Norway is the first country in the world to commit to no longer using any products that contribute to deforestation.
That’s pretty remarkable, because while during the last few years a number of companies have stopped working with goods that can be linked to the destruction of rain forests, such an action has not been matched by governments.
A little more than five years ago, at the United Nations Climate Summit 2014 held in New York, the Norwegian government made a pledge with Germany and the United Kingdom that it would “promote national commitments that encourage deforestation-free supply chains, including through public procurement policies to sustainably source commodities such as palm oil, soy, beef and timber.” In 2016, the Norwegian government made good on that promise by officially declaring that the government’s public procurement policy will become deforestation-free. In other words, the Norwegians will not award any of its government contracts to companies that take part in clear-cutting.

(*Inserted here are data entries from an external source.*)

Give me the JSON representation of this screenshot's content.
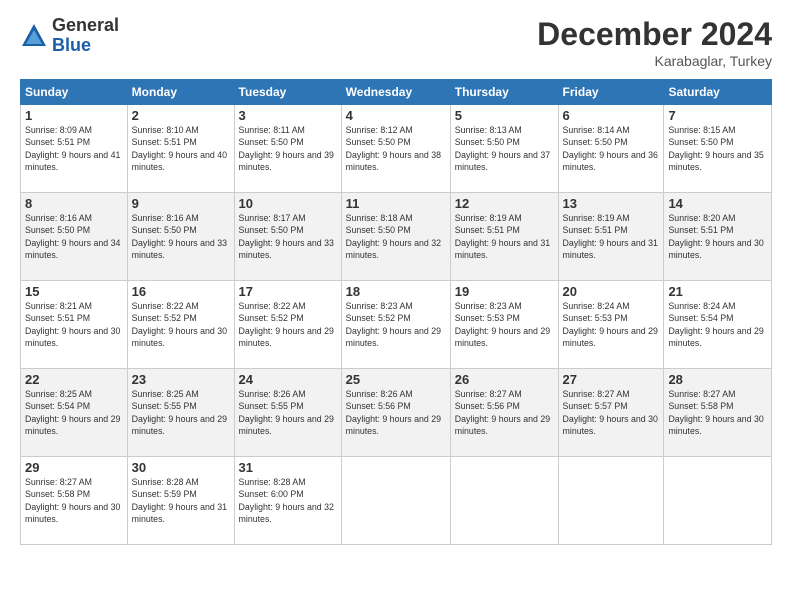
{
  "header": {
    "logo": {
      "general": "General",
      "blue": "Blue"
    },
    "month_title": "December 2024",
    "subtitle": "Karabaglar, Turkey"
  },
  "calendar": {
    "days_of_week": [
      "Sunday",
      "Monday",
      "Tuesday",
      "Wednesday",
      "Thursday",
      "Friday",
      "Saturday"
    ],
    "weeks": [
      [
        null,
        null,
        null,
        null,
        null,
        null,
        null
      ]
    ],
    "cells": [
      {
        "day": 1,
        "col": 0,
        "sunrise": "8:09 AM",
        "sunset": "5:51 PM",
        "daylight": "9 hours and 41 minutes."
      },
      {
        "day": 2,
        "col": 1,
        "sunrise": "8:10 AM",
        "sunset": "5:51 PM",
        "daylight": "9 hours and 40 minutes."
      },
      {
        "day": 3,
        "col": 2,
        "sunrise": "8:11 AM",
        "sunset": "5:50 PM",
        "daylight": "9 hours and 39 minutes."
      },
      {
        "day": 4,
        "col": 3,
        "sunrise": "8:12 AM",
        "sunset": "5:50 PM",
        "daylight": "9 hours and 38 minutes."
      },
      {
        "day": 5,
        "col": 4,
        "sunrise": "8:13 AM",
        "sunset": "5:50 PM",
        "daylight": "9 hours and 37 minutes."
      },
      {
        "day": 6,
        "col": 5,
        "sunrise": "8:14 AM",
        "sunset": "5:50 PM",
        "daylight": "9 hours and 36 minutes."
      },
      {
        "day": 7,
        "col": 6,
        "sunrise": "8:15 AM",
        "sunset": "5:50 PM",
        "daylight": "9 hours and 35 minutes."
      },
      {
        "day": 8,
        "col": 0,
        "sunrise": "8:16 AM",
        "sunset": "5:50 PM",
        "daylight": "9 hours and 34 minutes."
      },
      {
        "day": 9,
        "col": 1,
        "sunrise": "8:16 AM",
        "sunset": "5:50 PM",
        "daylight": "9 hours and 33 minutes."
      },
      {
        "day": 10,
        "col": 2,
        "sunrise": "8:17 AM",
        "sunset": "5:50 PM",
        "daylight": "9 hours and 33 minutes."
      },
      {
        "day": 11,
        "col": 3,
        "sunrise": "8:18 AM",
        "sunset": "5:50 PM",
        "daylight": "9 hours and 32 minutes."
      },
      {
        "day": 12,
        "col": 4,
        "sunrise": "8:19 AM",
        "sunset": "5:51 PM",
        "daylight": "9 hours and 31 minutes."
      },
      {
        "day": 13,
        "col": 5,
        "sunrise": "8:19 AM",
        "sunset": "5:51 PM",
        "daylight": "9 hours and 31 minutes."
      },
      {
        "day": 14,
        "col": 6,
        "sunrise": "8:20 AM",
        "sunset": "5:51 PM",
        "daylight": "9 hours and 30 minutes."
      },
      {
        "day": 15,
        "col": 0,
        "sunrise": "8:21 AM",
        "sunset": "5:51 PM",
        "daylight": "9 hours and 30 minutes."
      },
      {
        "day": 16,
        "col": 1,
        "sunrise": "8:22 AM",
        "sunset": "5:52 PM",
        "daylight": "9 hours and 30 minutes."
      },
      {
        "day": 17,
        "col": 2,
        "sunrise": "8:22 AM",
        "sunset": "5:52 PM",
        "daylight": "9 hours and 29 minutes."
      },
      {
        "day": 18,
        "col": 3,
        "sunrise": "8:23 AM",
        "sunset": "5:52 PM",
        "daylight": "9 hours and 29 minutes."
      },
      {
        "day": 19,
        "col": 4,
        "sunrise": "8:23 AM",
        "sunset": "5:53 PM",
        "daylight": "9 hours and 29 minutes."
      },
      {
        "day": 20,
        "col": 5,
        "sunrise": "8:24 AM",
        "sunset": "5:53 PM",
        "daylight": "9 hours and 29 minutes."
      },
      {
        "day": 21,
        "col": 6,
        "sunrise": "8:24 AM",
        "sunset": "5:54 PM",
        "daylight": "9 hours and 29 minutes."
      },
      {
        "day": 22,
        "col": 0,
        "sunrise": "8:25 AM",
        "sunset": "5:54 PM",
        "daylight": "9 hours and 29 minutes."
      },
      {
        "day": 23,
        "col": 1,
        "sunrise": "8:25 AM",
        "sunset": "5:55 PM",
        "daylight": "9 hours and 29 minutes."
      },
      {
        "day": 24,
        "col": 2,
        "sunrise": "8:26 AM",
        "sunset": "5:55 PM",
        "daylight": "9 hours and 29 minutes."
      },
      {
        "day": 25,
        "col": 3,
        "sunrise": "8:26 AM",
        "sunset": "5:56 PM",
        "daylight": "9 hours and 29 minutes."
      },
      {
        "day": 26,
        "col": 4,
        "sunrise": "8:27 AM",
        "sunset": "5:56 PM",
        "daylight": "9 hours and 29 minutes."
      },
      {
        "day": 27,
        "col": 5,
        "sunrise": "8:27 AM",
        "sunset": "5:57 PM",
        "daylight": "9 hours and 30 minutes."
      },
      {
        "day": 28,
        "col": 6,
        "sunrise": "8:27 AM",
        "sunset": "5:58 PM",
        "daylight": "9 hours and 30 minutes."
      },
      {
        "day": 29,
        "col": 0,
        "sunrise": "8:27 AM",
        "sunset": "5:58 PM",
        "daylight": "9 hours and 30 minutes."
      },
      {
        "day": 30,
        "col": 1,
        "sunrise": "8:28 AM",
        "sunset": "5:59 PM",
        "daylight": "9 hours and 31 minutes."
      },
      {
        "day": 31,
        "col": 2,
        "sunrise": "8:28 AM",
        "sunset": "6:00 PM",
        "daylight": "9 hours and 32 minutes."
      }
    ]
  }
}
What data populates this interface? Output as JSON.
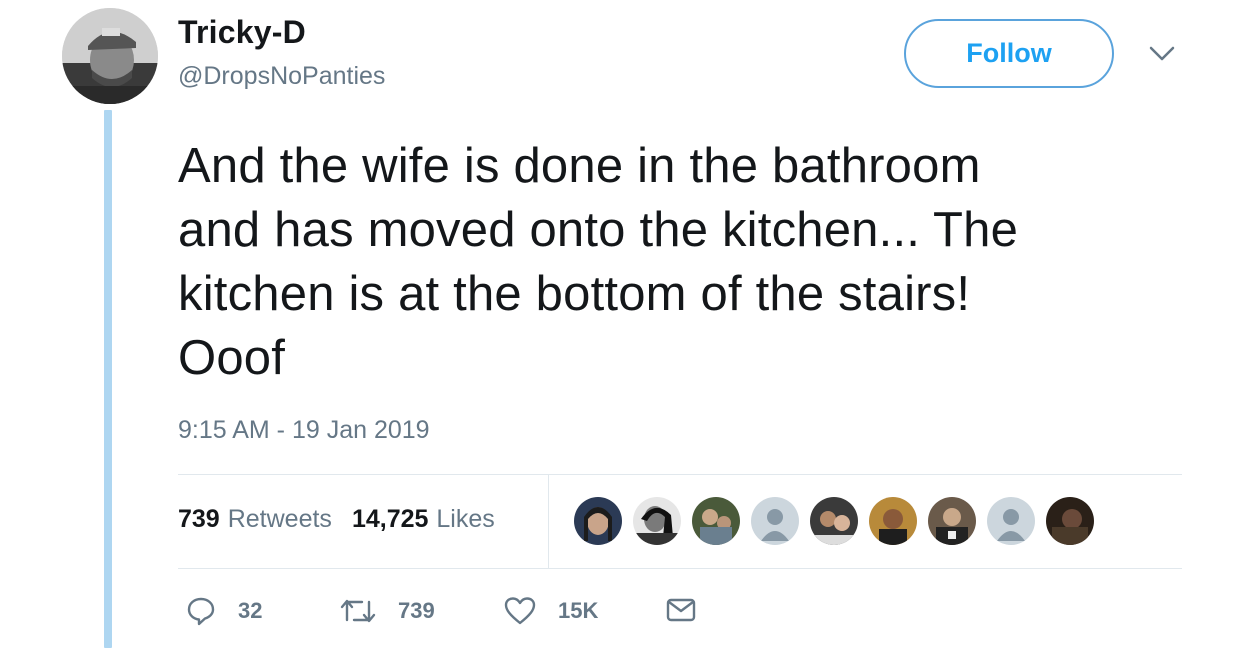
{
  "user": {
    "display_name": "Tricky-D",
    "handle": "@DropsNoPanties"
  },
  "follow_label": "Follow",
  "tweet": {
    "text_lines": [
      "And the wife is done in the bathroom",
      "and has moved onto the kitchen... The",
      "kitchen is at the bottom of the stairs!",
      "Ooof"
    ],
    "timestamp": "9:15 AM - 19 Jan 2019"
  },
  "stats": {
    "retweets_count": "739",
    "retweets_label": "Retweets",
    "likes_count": "14,725",
    "likes_label": "Likes"
  },
  "likers": [
    {
      "icon": "photo-avatar"
    },
    {
      "icon": "photo-avatar"
    },
    {
      "icon": "photo-avatar"
    },
    {
      "icon": "default-user-avatar"
    },
    {
      "icon": "photo-avatar"
    },
    {
      "icon": "photo-avatar"
    },
    {
      "icon": "photo-avatar"
    },
    {
      "icon": "default-user-avatar"
    },
    {
      "icon": "photo-avatar"
    }
  ],
  "actions": {
    "reply_count": "32",
    "retweet_count": "739",
    "like_count": "15K"
  },
  "colors": {
    "accent": "#1da1f2",
    "muted": "#657786",
    "thread_line": "#aed6f1"
  }
}
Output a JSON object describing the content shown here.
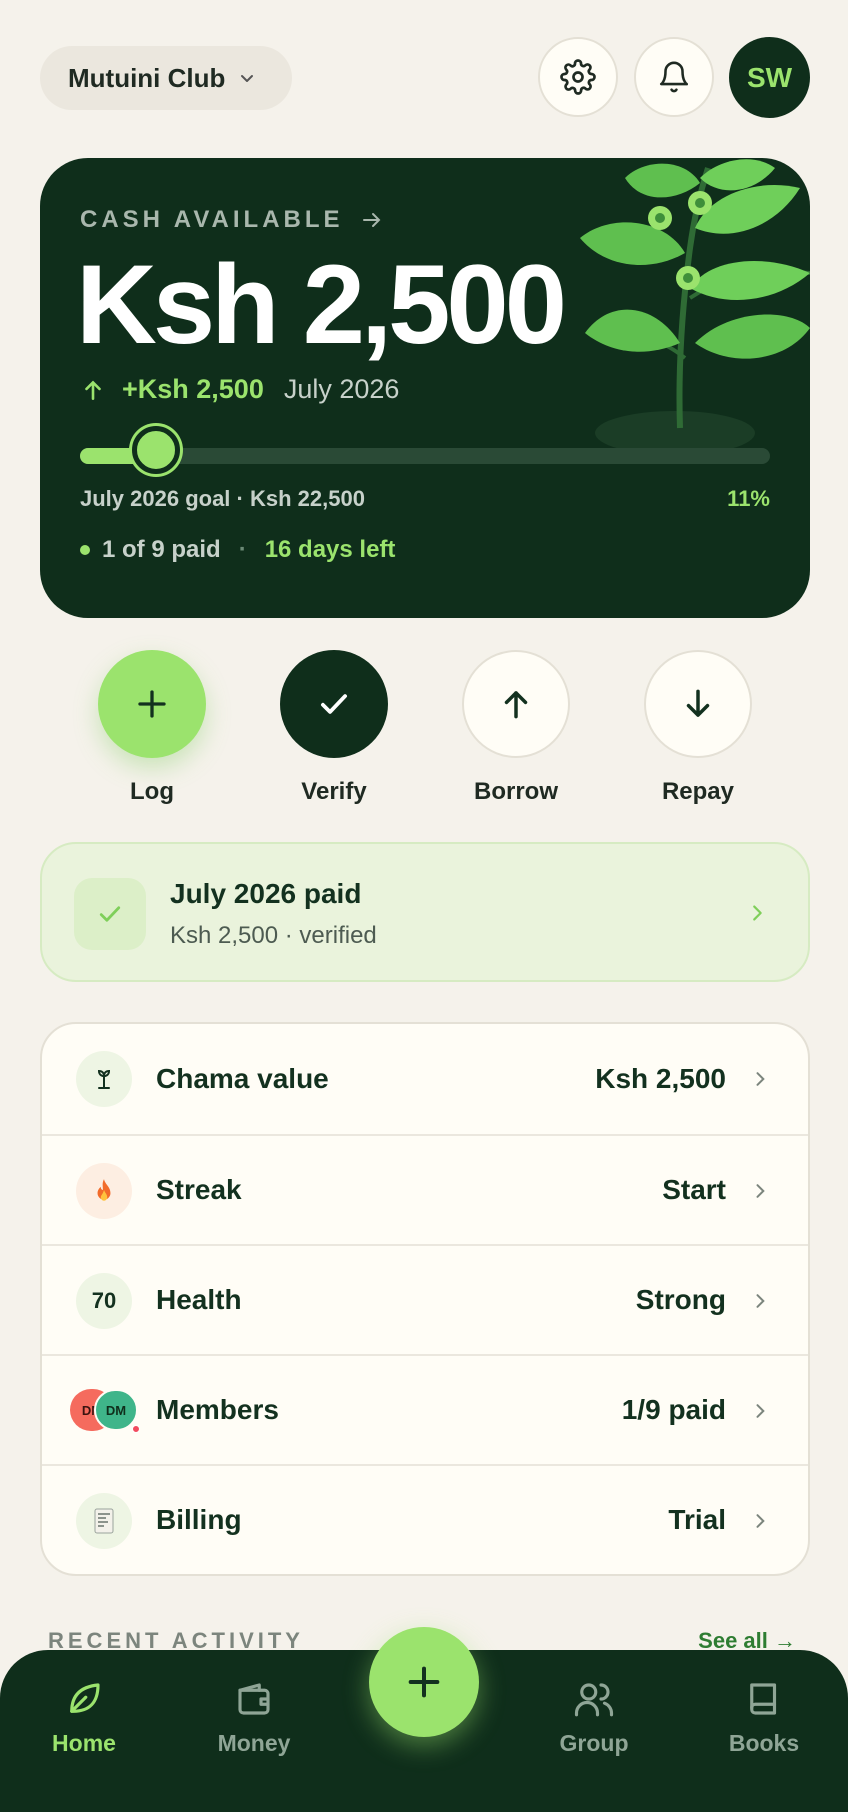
{
  "header": {
    "club_name": "Mutuini Club",
    "avatar_initials": "SW"
  },
  "hero": {
    "label": "CASH AVAILABLE",
    "amount": "Ksh 2,500",
    "delta": "+Ksh 2,500",
    "month": "July 2026",
    "goal_text": "July 2026 goal · Ksh 22,500",
    "progress_percent_text": "11%",
    "progress_fraction": 0.11,
    "paid_count_text": "1 of 9 paid",
    "separator": "·",
    "days_left_text": "16 days left"
  },
  "actions": [
    {
      "label": "Log",
      "icon": "plus-icon"
    },
    {
      "label": "Verify",
      "icon": "check-icon"
    },
    {
      "label": "Borrow",
      "icon": "arrow-up-icon"
    },
    {
      "label": "Repay",
      "icon": "arrow-down-icon"
    }
  ],
  "paid_banner": {
    "title": "July 2026 paid",
    "subtitle": "Ksh 2,500 · verified"
  },
  "summary_rows": [
    {
      "label": "Chama value",
      "value": "Ksh 2,500",
      "icon": "plant-icon"
    },
    {
      "label": "Streak",
      "value": "Start",
      "icon": "fire-icon"
    },
    {
      "label": "Health",
      "value": "Strong",
      "badge": "70"
    },
    {
      "label": "Members",
      "value": "1/9 paid",
      "avatars": [
        "DM",
        "DM"
      ]
    },
    {
      "label": "Billing",
      "value": "Trial",
      "icon": "receipt-icon"
    }
  ],
  "recent": {
    "heading": "RECENT ACTIVITY",
    "see_all": "See all →"
  },
  "nav": [
    {
      "label": "Home",
      "icon": "leaf-icon",
      "active": true
    },
    {
      "label": "Money",
      "icon": "wallet-icon",
      "active": false
    },
    {
      "label": "Group",
      "icon": "users-icon",
      "active": false
    },
    {
      "label": "Books",
      "icon": "book-icon",
      "active": false
    }
  ],
  "colors": {
    "brand_dark": "#0f2e1b",
    "accent_green": "#9be36d",
    "background": "#f5f2eb"
  }
}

This isn’t the first time that Norway has put into practice “speaking for the trees.” The act of banning deforestation from the supply chain only continues the country’s long-standing history of protecting the world’s vital forests.
Forests full of purpose
According to World Wildlife Fund, forests cover 31 percent of the land on Earth. They are the planet’s “lungs,” producing oxygen and removing carbon dioxide (CO2) from the atmosphere. Deforestation is estimated to contribute around 15 percent of all greenhouse gas emissions.
Not only does deforestation contribute to climate change, it can also disrupt natural cycles. Removal of trees can influence regional water patterns, resulting in changes in precipitation and river flow, and contribute to erosion.
Forests also provide homes to people and much of the world’s wildlife. There are 1.6 million people who rely on forests for clothing, food, fresh water, medicines and shelter. Eighty percent of the world’s land animals and plants live in forests, and many species won’t survive if they experience loss of habitat.
Norway’s history of help
People, however, sometimes see forests as obstacles they must remove. Around 46,000 to 58,000 square miles of forest are lost each year—a rate equal to 48 football fields every minute.
The biggest driver of deforestation is agriculture. Farmers often rid their land of trees to make room for livestock using a slash-and-burn process. When trees are burned, they release CO2, one of the biggest contributors to climate change.
Between 2000 and 2011, beef, palm oil (for cooking), soy (for food products and wax candles) and wood products in Argentina, Bolivia, Brazil, Indonesia, Malaysia, Papua New Guinea and Paraguay were responsible for 40 percent of the world’s tropical deforestation and 44 percent of carbon emissions. By stopping the purchase of these products on a large scale, the Norwegian government is helping to halt the destruction.
To further counteract such statistics, Norway has also invested large sums of money in Brazil, Indonesia and Liberia to help those nations combat deforestation within their borders. For example, in 2008, Norway gave Brazil $1 billion to help protect the Amazon Rain Forest. The Amazon has lost approximately 17 percent of its trees in the last 50 years, according to World Wildlife Fund. The investment has paid off: by 2015, Brazil had reduced deforestation rates by 75 percent. That represents the single biggest emissions cut in that time period, saving 33,000 square miles of ancient rain forests and keeping 3.2 billion tons of carbon dioxide out of the atmosphere. It’s the equivalent in CO2 emission savings of taking all U.S. cars off the road for a year.
Former United Nations Secretary-General Ban Ki-Moon praised the Brazil-Norway partnership as “an outstanding example of the kind of international collaboration we need to ensure the future sustainability of our planet.”
A fund for biodiversity
Norway’s declaration and subsequent action plan also included a request from its parliament that the government consider the protection of biodiversity in its investments through the Government Pension Fund Global (GFPG). The GFPG is the largest sovereign wealth fund anywhere in the world and thus can impact markets depending on investment decisions. The fund had been taking into account climate change when determining investment strategies but had not to that point considered biodiversity.
Sadly, at the current rate of deforestation, the world’s rain forests could completely vanish within 100 years. But by becoming the first country to make such a large-scale move against the practice, Norway is setting an example that I hope the rest of our globe’s nations—including our own—will soon follow.
Here’s to finding your true places and natural habitats,